// Google Console verify

Pole vault legend Bubka to run for top IAAF job

28 Jan 2015, 16:18

National Olympic Committee President Sergei Bubka speaks during a news conference at the National Olympic Committee in Kiev, Ukraine, on 20 June 2012. File Photo: Reuters

Berlin: Former Olympic pole vault champion Sergey Bubka announced on Wednesday he is running for the presidency of world athletics body IAAF, taking on Briton Sebastian Coe in a battle between two of the sport’s greats.

Bubka, who won an Olympic gold medal, six consecutive world championship titles and set 35 world records, wants to lead the International Association of Athletics Federations when President Lamine Diack steps down later this year.

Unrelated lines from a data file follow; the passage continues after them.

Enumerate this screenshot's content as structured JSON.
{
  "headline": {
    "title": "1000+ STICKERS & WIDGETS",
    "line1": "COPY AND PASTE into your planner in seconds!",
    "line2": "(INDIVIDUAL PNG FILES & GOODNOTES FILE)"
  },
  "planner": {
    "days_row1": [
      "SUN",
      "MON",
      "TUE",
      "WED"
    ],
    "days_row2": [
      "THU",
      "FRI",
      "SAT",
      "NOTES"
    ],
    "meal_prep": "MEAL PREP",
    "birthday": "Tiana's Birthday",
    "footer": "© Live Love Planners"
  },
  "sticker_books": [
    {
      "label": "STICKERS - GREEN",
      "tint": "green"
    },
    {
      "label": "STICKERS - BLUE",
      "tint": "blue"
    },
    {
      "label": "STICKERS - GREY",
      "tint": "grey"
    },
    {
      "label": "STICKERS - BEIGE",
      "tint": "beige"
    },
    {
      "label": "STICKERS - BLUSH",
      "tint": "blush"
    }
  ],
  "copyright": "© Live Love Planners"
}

Fellow IAAF vice-president Coe, a double 1,500m Olympic champion and the chief organiser of the London 2012 Olympics, announced his candidacy late last year.

“Following the decision of the Executive Committee of the Ukrainian athletic federation and recommendations of my colleagues and friends from the athletics family, I am announcing my decision to stand as a candidate for the presidency of the IAAF”, the Ukrainian said in a statement.

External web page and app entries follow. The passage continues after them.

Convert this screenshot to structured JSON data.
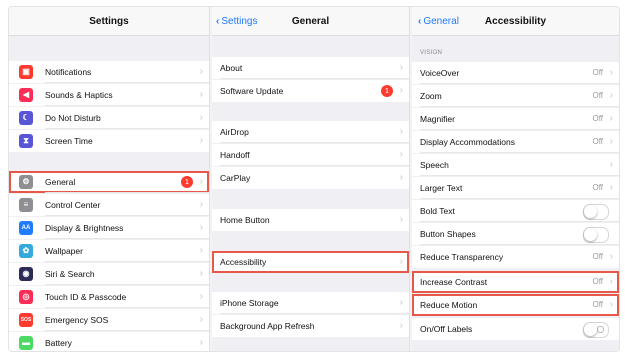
{
  "settings": {
    "title": "Settings",
    "items": [
      {
        "label": "Notifications",
        "icon": "notifications-icon",
        "color": "#ff3b30",
        "glyph": "▣"
      },
      {
        "label": "Sounds & Haptics",
        "icon": "sound-icon",
        "color": "#ff2d55",
        "glyph": "◀"
      },
      {
        "label": "Do Not Disturb",
        "icon": "moon-icon",
        "color": "#5856d6",
        "glyph": "☾"
      },
      {
        "label": "Screen Time",
        "icon": "hourglass-icon",
        "color": "#5856d6",
        "glyph": "⧗"
      },
      {
        "label": "General",
        "icon": "gear-icon",
        "color": "#8e8e93",
        "glyph": "⚙",
        "badge": "1"
      },
      {
        "label": "Control Center",
        "icon": "switches-icon",
        "color": "#8e8e93",
        "glyph": "≡"
      },
      {
        "label": "Display & Brightness",
        "icon": "display-icon",
        "color": "#1f7bff",
        "glyph": "AA"
      },
      {
        "label": "Wallpaper",
        "icon": "flower-icon",
        "color": "#34aadc",
        "glyph": "✿"
      },
      {
        "label": "Siri & Search",
        "icon": "siri-icon",
        "color": "#2c2c54",
        "glyph": "◉"
      },
      {
        "label": "Touch ID & Passcode",
        "icon": "fingerprint-icon",
        "color": "#ff2d55",
        "glyph": "◎"
      },
      {
        "label": "Emergency SOS",
        "icon": "sos-icon",
        "color": "#ff3b30",
        "glyph": "SOS"
      },
      {
        "label": "Battery",
        "icon": "battery-icon",
        "color": "#4cd964",
        "glyph": "▬"
      }
    ]
  },
  "general": {
    "back": "Settings",
    "title": "General",
    "items": [
      {
        "label": "About"
      },
      {
        "label": "Software Update",
        "badge": "1"
      },
      {
        "label": "AirDrop"
      },
      {
        "label": "Handoff"
      },
      {
        "label": "CarPlay"
      },
      {
        "label": "Home Button"
      },
      {
        "label": "Accessibility"
      },
      {
        "label": "iPhone Storage"
      },
      {
        "label": "Background App Refresh"
      }
    ]
  },
  "accessibility": {
    "back": "General",
    "title": "Accessibility",
    "section": "VISION",
    "items": [
      {
        "label": "VoiceOver",
        "value": "Off"
      },
      {
        "label": "Zoom",
        "value": "Off"
      },
      {
        "label": "Magnifier",
        "value": "Off"
      },
      {
        "label": "Display Accommodations",
        "value": "Off"
      },
      {
        "label": "Speech"
      },
      {
        "label": "Larger Text",
        "value": "Off"
      },
      {
        "label": "Bold Text"
      },
      {
        "label": "Button Shapes"
      },
      {
        "label": "Reduce Transparency",
        "value": "Off"
      },
      {
        "label": "Increase Contrast",
        "value": "Off"
      },
      {
        "label": "Reduce Motion",
        "value": "Off"
      },
      {
        "label": "On/Off Labels"
      }
    ]
  },
  "chevron": "›",
  "highlight_color": "#e8584a"
}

“From the days when I played in the streets of my homeland Ukraine to winning gold medals at world athletics championships, my life has always been about sport,” he said.

Bubka, one of the biggest names in athletics, has carved out a successful sports administration career in recent years after dominating his sport for more than a decade in the 1980s and 1990s.

The 51-year-old is head of his country’s Olympic Committee as well as an International Olympic Committee member, who in 2013 made an unsuccessful run for the IOC presidency.

“I am ready to work for the good of athletics at every level. I understand the challenges that athletics faces and the opportunities on a national, regional and international level that we have”, Bubka added.

Back when Bubka and Coe were competing, athletics attracted huge TV audiences and often dominated the back pages of newspapers around the world.

Thirty years on, the sport is fighting to make a connection with the next generation.

A dire shortage of recognisable personalities, an ageing audience, a confusing calendar, a continuing struggle to attract interest in the United States and the dark shadow of doping has left athletics fighting for a foothold in an ever-more crowded sporting and leisure landscape.

“We need to seize the opportunity to engage with audiences—young and old—and ensure that the IAAF is the best in class in terms of ethics, transparency, commercial management, good governance and upholding the integrity of our sport”, Bubka said.

“The IAAF I hope to govern will be a source of pride and inspiration to all who love our wonderful sport,” he added. “An IAAF that provides hope, opportunity, innovation, excitement and individual approach to every member federation”.